### Task objective
From top to bottom, each entry below must be reproduced exactly.

[Start of section]

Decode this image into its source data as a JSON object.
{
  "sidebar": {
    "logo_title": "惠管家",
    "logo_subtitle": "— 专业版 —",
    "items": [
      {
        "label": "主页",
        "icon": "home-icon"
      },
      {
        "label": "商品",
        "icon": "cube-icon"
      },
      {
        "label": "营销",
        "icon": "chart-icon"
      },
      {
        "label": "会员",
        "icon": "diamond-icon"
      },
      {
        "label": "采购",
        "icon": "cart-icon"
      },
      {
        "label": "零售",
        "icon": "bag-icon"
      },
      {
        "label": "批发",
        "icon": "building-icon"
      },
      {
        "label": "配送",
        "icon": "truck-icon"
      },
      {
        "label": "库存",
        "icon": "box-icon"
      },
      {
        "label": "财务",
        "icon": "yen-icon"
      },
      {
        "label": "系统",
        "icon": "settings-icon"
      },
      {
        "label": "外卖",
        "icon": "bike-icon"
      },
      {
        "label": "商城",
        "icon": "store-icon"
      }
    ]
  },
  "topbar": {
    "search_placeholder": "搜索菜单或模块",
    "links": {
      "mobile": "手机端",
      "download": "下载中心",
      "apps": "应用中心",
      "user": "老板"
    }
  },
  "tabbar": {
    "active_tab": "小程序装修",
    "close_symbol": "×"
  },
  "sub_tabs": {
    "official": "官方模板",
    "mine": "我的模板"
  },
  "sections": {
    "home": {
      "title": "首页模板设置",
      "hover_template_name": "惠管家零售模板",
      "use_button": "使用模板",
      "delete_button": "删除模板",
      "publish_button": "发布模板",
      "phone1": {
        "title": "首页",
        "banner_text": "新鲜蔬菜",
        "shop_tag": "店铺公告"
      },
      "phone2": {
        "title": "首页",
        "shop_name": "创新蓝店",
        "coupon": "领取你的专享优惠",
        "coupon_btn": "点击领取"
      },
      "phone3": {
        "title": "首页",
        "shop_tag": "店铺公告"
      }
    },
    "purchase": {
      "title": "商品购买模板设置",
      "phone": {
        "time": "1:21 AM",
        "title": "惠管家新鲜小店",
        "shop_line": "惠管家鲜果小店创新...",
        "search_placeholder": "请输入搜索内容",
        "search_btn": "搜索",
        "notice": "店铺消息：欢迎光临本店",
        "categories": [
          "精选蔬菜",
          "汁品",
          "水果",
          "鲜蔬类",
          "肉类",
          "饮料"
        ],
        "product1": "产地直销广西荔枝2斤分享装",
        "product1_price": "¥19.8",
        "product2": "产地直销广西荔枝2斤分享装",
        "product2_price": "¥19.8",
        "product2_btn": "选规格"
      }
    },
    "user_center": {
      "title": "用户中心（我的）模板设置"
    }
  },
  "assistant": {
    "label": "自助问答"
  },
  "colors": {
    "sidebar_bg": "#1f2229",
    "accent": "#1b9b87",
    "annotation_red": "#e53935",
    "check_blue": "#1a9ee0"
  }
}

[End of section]

### Result of this task
Decode this image into its source data as a JSON object.
{
  "sidebar": {
    "logo_title": "惠管家",
    "logo_subtitle": "— 专业版 —",
    "items": [
      {
        "label": "主页",
        "icon": "home-icon"
      },
      {
        "label": "商品",
        "icon": "cube-icon"
      },
      {
        "label": "营销",
        "icon": "chart-icon"
      },
      {
        "label": "会员",
        "icon": "diamond-icon"
      },
      {
        "label": "采购",
        "icon": "cart-icon"
      },
      {
        "label": "零售",
        "icon": "bag-icon"
      },
      {
        "label": "批发",
        "icon": "building-icon"
      },
      {
        "label": "配送",
        "icon": "truck-icon"
      },
      {
        "label": "库存",
        "icon": "box-icon"
      },
      {
        "label": "财务",
        "icon": "yen-icon"
      },
      {
        "label": "系统",
        "icon": "settings-icon"
      },
      {
        "label": "外卖",
        "icon": "bike-icon"
      },
      {
        "label": "商城",
        "icon": "store-icon"
      }
    ]
  },
  "topbar": {
    "search_placeholder": "搜索菜单或模块",
    "links": {
      "mobile": "手机端",
      "download": "下载中心",
      "apps": "应用中心",
      "user": "老板"
    }
  },
  "tabbar": {
    "active_tab": "小程序装修",
    "close_symbol": "×"
  },
  "sub_tabs": {
    "official": "官方模板",
    "mine": "我的模板"
  },
  "sections": {
    "home": {
      "title": "首页模板设置",
      "hover_template_name": "惠管家零售模板",
      "use_button": "使用模板",
      "delete_button": "删除模板",
      "publish_button": "发布模板",
      "phone1": {
        "title": "首页",
        "banner_text": "新鲜蔬菜",
        "shop_tag": "店铺公告"
      },
      "phone2": {
        "title": "首页",
        "shop_name": "创新蓝店",
        "coupon": "领取你的专享优惠",
        "coupon_btn": "点击领取"
      },
      "phone3": {
        "title": "首页",
        "shop_tag": "店铺公告"
      }
    },
    "purchase": {
      "title": "商品购买模板设置",
      "phone": {
        "time": "1:21 AM",
        "title": "惠管家新鲜小店",
        "shop_line": "惠管家鲜果小店创新...",
        "search_placeholder": "请输入搜索内容",
        "search_btn": "搜索",
        "notice": "店铺消息：欢迎光临本店",
        "categories": [
          "精选蔬菜",
          "汁品",
          "水果",
          "鲜蔬类",
          "肉类",
          "饮料"
        ],
        "product1": "产地直销广西荔枝2斤分享装",
        "product1_price": "¥19.8",
        "product2": "产地直销广西荔枝2斤分享装",
        "product2_price": "¥19.8",
        "product2_btn": "选规格"
      }
    },
    "user_center": {
      "title": "用户中心（我的）模板设置"
    }
  },
  "assistant": {
    "label": "自助问答"
  },
  "colors": {
    "sidebar_bg": "#1f2229",
    "accent": "#1b9b87",
    "annotation_red": "#e53935",
    "check_blue": "#1a9ee0"
  }
}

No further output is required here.